Should the U.S. Government have issued a $2 million emergency ‘small business’ Paycheck Protection Loan to LiveXLive, a publicly-traded company with a market cap of approximately $200 million?
That’s a question now surfacing after SEC documents show that LiveXLive applied for — and received — a $2 million Paycheck Protection Loan designed to assist small businesses who are struggling to stay afloat and pay employees during the COVID-19 crisis. The PPP program, part of Congress’ $2.2 trillion coronavirus stimulus package, aimed to minimize layoffs by small businesses that have been crippled by coronavirus shutdowns.
The SEC filing, first discovered by Billboard reporter Dave Brooks, shows that LiveXLive took “approximately $2.0 million” in PPP funds. “On April 13, 2020, LiveXLive Media, Inc. received the proceeds from a loan in the amount of approximately $2.0 million (the “PPP Loan”) from MidFirst Bank, as lender, pursuant to the Paycheck Protection Program (“PPP”) of the Coronavirus Aid, Relief, and Economic Security Act (the “CARES Act”),” the filing states. The filing also indicated that LiveXLive intends to qualify for complete loan forgiveness from the U.S. Government.
The Paycheck Protection Program got off to a very rocky start, with larger companies using preferential banking relationships to secure juicy loans. That includes the Los Angeles Lakers, who qualified for a $4.6 million ‘small business’ grant; Shake Shack, which received $10 million; Sweetgreen, which also received a $10 million loan; and even Barron Trump’s elite prep school, St. Andrews, which received millions in PPP funds despite sitting on a $9 million endowment.
All PPP loans will be forgiven by the U.S. Government if the funds are used to retain employees and pay for essential costs like rent. But even if all the funds aren’t used for that purpose, the remaining portion is only subject to a modest, 1% interest rate.
Of course, those terms are completely unheard of in the open market, which is why companies that clearly aren’t small businesses applied. The only problem is that larger companies have better connections and access to capital through their banks, which were structured as middlemen between companies and the U.S. Government’s Small Business Association, or SBA. That effectively boxed out many small businesses, who couldn’t get funds (or even returned phone calls) and were oftentimes forced to fire employees, miss rent payments, or shut down entirely.
Adding more sting to LiveXLive’s PPP grant was an $18 million purchase of PodcastOne, a deal executed just weeks after the $2 million PPP loan was received. In fairness, that was an all-stock deal, though Brooks estimates that the cash portion required to complete the acquisition was $1.4 million. Effectively, U.S. taxpayers just bought a podcasting company for somebody else — with no equity or return.
In an email to Digital Music News, LiveXLive indicated that they weren’t being audited by the federal government.
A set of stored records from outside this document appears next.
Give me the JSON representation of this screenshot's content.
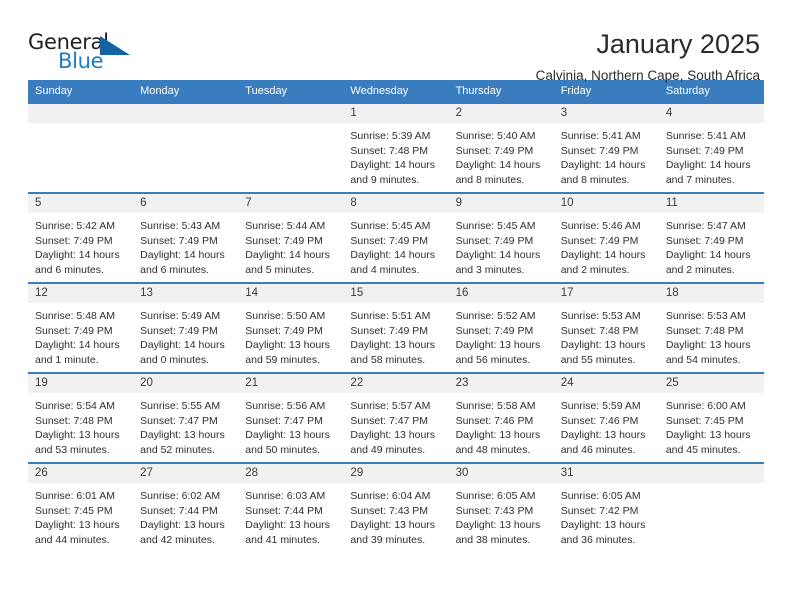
{
  "logo": {
    "word_top": "General",
    "word_bottom": "Blue",
    "accent_color": "#1464a5",
    "blue_text_color": "#1d7cc4"
  },
  "header": {
    "title": "January 2025",
    "subtitle": "Calvinia, Northern Cape, South Africa"
  },
  "calendar": {
    "header_bg": "#3a7dbf",
    "daynum_bg": "#f1f1f1",
    "weekday_headers": [
      "Sunday",
      "Monday",
      "Tuesday",
      "Wednesday",
      "Thursday",
      "Friday",
      "Saturday"
    ],
    "labels": {
      "sunrise": "Sunrise:",
      "sunset": "Sunset:",
      "daylight": "Daylight:"
    },
    "weeks": [
      [
        {
          "day": "",
          "sunrise": "",
          "sunset": "",
          "daylight": ""
        },
        {
          "day": "",
          "sunrise": "",
          "sunset": "",
          "daylight": ""
        },
        {
          "day": "",
          "sunrise": "",
          "sunset": "",
          "daylight": ""
        },
        {
          "day": "1",
          "sunrise": "Sunrise: 5:39 AM",
          "sunset": "Sunset: 7:48 PM",
          "daylight": "Daylight: 14 hours and 9 minutes."
        },
        {
          "day": "2",
          "sunrise": "Sunrise: 5:40 AM",
          "sunset": "Sunset: 7:49 PM",
          "daylight": "Daylight: 14 hours and 8 minutes."
        },
        {
          "day": "3",
          "sunrise": "Sunrise: 5:41 AM",
          "sunset": "Sunset: 7:49 PM",
          "daylight": "Daylight: 14 hours and 8 minutes."
        },
        {
          "day": "4",
          "sunrise": "Sunrise: 5:41 AM",
          "sunset": "Sunset: 7:49 PM",
          "daylight": "Daylight: 14 hours and 7 minutes."
        }
      ],
      [
        {
          "day": "5",
          "sunrise": "Sunrise: 5:42 AM",
          "sunset": "Sunset: 7:49 PM",
          "daylight": "Daylight: 14 hours and 6 minutes."
        },
        {
          "day": "6",
          "sunrise": "Sunrise: 5:43 AM",
          "sunset": "Sunset: 7:49 PM",
          "daylight": "Daylight: 14 hours and 6 minutes."
        },
        {
          "day": "7",
          "sunrise": "Sunrise: 5:44 AM",
          "sunset": "Sunset: 7:49 PM",
          "daylight": "Daylight: 14 hours and 5 minutes."
        },
        {
          "day": "8",
          "sunrise": "Sunrise: 5:45 AM",
          "sunset": "Sunset: 7:49 PM",
          "daylight": "Daylight: 14 hours and 4 minutes."
        },
        {
          "day": "9",
          "sunrise": "Sunrise: 5:45 AM",
          "sunset": "Sunset: 7:49 PM",
          "daylight": "Daylight: 14 hours and 3 minutes."
        },
        {
          "day": "10",
          "sunrise": "Sunrise: 5:46 AM",
          "sunset": "Sunset: 7:49 PM",
          "daylight": "Daylight: 14 hours and 2 minutes."
        },
        {
          "day": "11",
          "sunrise": "Sunrise: 5:47 AM",
          "sunset": "Sunset: 7:49 PM",
          "daylight": "Daylight: 14 hours and 2 minutes."
        }
      ],
      [
        {
          "day": "12",
          "sunrise": "Sunrise: 5:48 AM",
          "sunset": "Sunset: 7:49 PM",
          "daylight": "Daylight: 14 hours and 1 minute."
        },
        {
          "day": "13",
          "sunrise": "Sunrise: 5:49 AM",
          "sunset": "Sunset: 7:49 PM",
          "daylight": "Daylight: 14 hours and 0 minutes."
        },
        {
          "day": "14",
          "sunrise": "Sunrise: 5:50 AM",
          "sunset": "Sunset: 7:49 PM",
          "daylight": "Daylight: 13 hours and 59 minutes."
        },
        {
          "day": "15",
          "sunrise": "Sunrise: 5:51 AM",
          "sunset": "Sunset: 7:49 PM",
          "daylight": "Daylight: 13 hours and 58 minutes."
        },
        {
          "day": "16",
          "sunrise": "Sunrise: 5:52 AM",
          "sunset": "Sunset: 7:49 PM",
          "daylight": "Daylight: 13 hours and 56 minutes."
        },
        {
          "day": "17",
          "sunrise": "Sunrise: 5:53 AM",
          "sunset": "Sunset: 7:48 PM",
          "daylight": "Daylight: 13 hours and 55 minutes."
        },
        {
          "day": "18",
          "sunrise": "Sunrise: 5:53 AM",
          "sunset": "Sunset: 7:48 PM",
          "daylight": "Daylight: 13 hours and 54 minutes."
        }
      ],
      [
        {
          "day": "19",
          "sunrise": "Sunrise: 5:54 AM",
          "sunset": "Sunset: 7:48 PM",
          "daylight": "Daylight: 13 hours and 53 minutes."
        },
        {
          "day": "20",
          "sunrise": "Sunrise: 5:55 AM",
          "sunset": "Sunset: 7:47 PM",
          "daylight": "Daylight: 13 hours and 52 minutes."
        },
        {
          "day": "21",
          "sunrise": "Sunrise: 5:56 AM",
          "sunset": "Sunset: 7:47 PM",
          "daylight": "Daylight: 13 hours and 50 minutes."
        },
        {
          "day": "22",
          "sunrise": "Sunrise: 5:57 AM",
          "sunset": "Sunset: 7:47 PM",
          "daylight": "Daylight: 13 hours and 49 minutes."
        },
        {
          "day": "23",
          "sunrise": "Sunrise: 5:58 AM",
          "sunset": "Sunset: 7:46 PM",
          "daylight": "Daylight: 13 hours and 48 minutes."
        },
        {
          "day": "24",
          "sunrise": "Sunrise: 5:59 AM",
          "sunset": "Sunset: 7:46 PM",
          "daylight": "Daylight: 13 hours and 46 minutes."
        },
        {
          "day": "25",
          "sunrise": "Sunrise: 6:00 AM",
          "sunset": "Sunset: 7:45 PM",
          "daylight": "Daylight: 13 hours and 45 minutes."
        }
      ],
      [
        {
          "day": "26",
          "sunrise": "Sunrise: 6:01 AM",
          "sunset": "Sunset: 7:45 PM",
          "daylight": "Daylight: 13 hours and 44 minutes."
        },
        {
          "day": "27",
          "sunrise": "Sunrise: 6:02 AM",
          "sunset": "Sunset: 7:44 PM",
          "daylight": "Daylight: 13 hours and 42 minutes."
        },
        {
          "day": "28",
          "sunrise": "Sunrise: 6:03 AM",
          "sunset": "Sunset: 7:44 PM",
          "daylight": "Daylight: 13 hours and 41 minutes."
        },
        {
          "day": "29",
          "sunrise": "Sunrise: 6:04 AM",
          "sunset": "Sunset: 7:43 PM",
          "daylight": "Daylight: 13 hours and 39 minutes."
        },
        {
          "day": "30",
          "sunrise": "Sunrise: 6:05 AM",
          "sunset": "Sunset: 7:43 PM",
          "daylight": "Daylight: 13 hours and 38 minutes."
        },
        {
          "day": "31",
          "sunrise": "Sunrise: 6:05 AM",
          "sunset": "Sunset: 7:42 PM",
          "daylight": "Daylight: 13 hours and 36 minutes."
        },
        {
          "day": "",
          "sunrise": "",
          "sunset": "",
          "daylight": ""
        }
      ]
    ]
  }
}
Earlier, the company told Billboard they won’t be handing the money back.
After intense public outcry, numerous larger companies returned their PPP grants so that smaller businesses could claim desperately-needed funds. That included the Lakers, Shake Shack, Ruth’s Chris Steak House, and Sweetgreen, among others (though St. Andrews decided to keep the money). By contrast, LiveXLive won’t be handing the money back, and feels justified in taking it.
At this stage, it’s unclear if the U.S. Treasury will audit LiveXLive. In an email exchange, LiveXLive representative Jocelyn Johnson told DMN that the PPP loan amount wasn’t $2 million, but ’rounded up’ to $2 million. That sounds inconsequential, though it constitutes an important threshold in the eyes of U.S. Government regulators. In the wake of abuses by numerous larger companies, U.S. Treasury Secretary Steven Mnuchin warned all companies receiving PPP loans to prepare for an audit. Later, the Treasury indicated that only loans of $2 million or above would receive mandatory audits, while clarifying that loans smaller than $2 million might escape scrutiny.
Of course, LiveXLive is very close to the line, and could easily face a federal review. In its report, Billboard predicted a near-certain audit, and trouble ahead with federal regulators. “In the coming weeks, investigators from the U.S. Treasury are expected to closely examine LiveXLive’s financial records after company officials likely triggered an automatic audit when they accepted a federally-subsidized low-interest $2 million loan from the Paycheck Protection Program meant for small businesses,” the Billboard story noted.
In response to that prediction, Johnson slammed Billboard’s story as “wildly off,” while accusing the publication of having an agenda. “Billboard was out for an angle, and neglected facts in order to present a manufactured version of reality.”
But what is the reality of the situation, then?
Johnson called the PPP issue a ‘complete non-story’ while noting that technically, LiveXLive qualified for PPP funding despite its $200 million market valuation and multiple multi-million dollar acquisitions. “I’d encourage you to do research on what it means to be a small-cap company,” Johnson blasted. “CNBC notes many that echo the need for SBA loans. We also have around 100 full-time employees, nowhere near the 500 limit [outlined by the PPP rules].”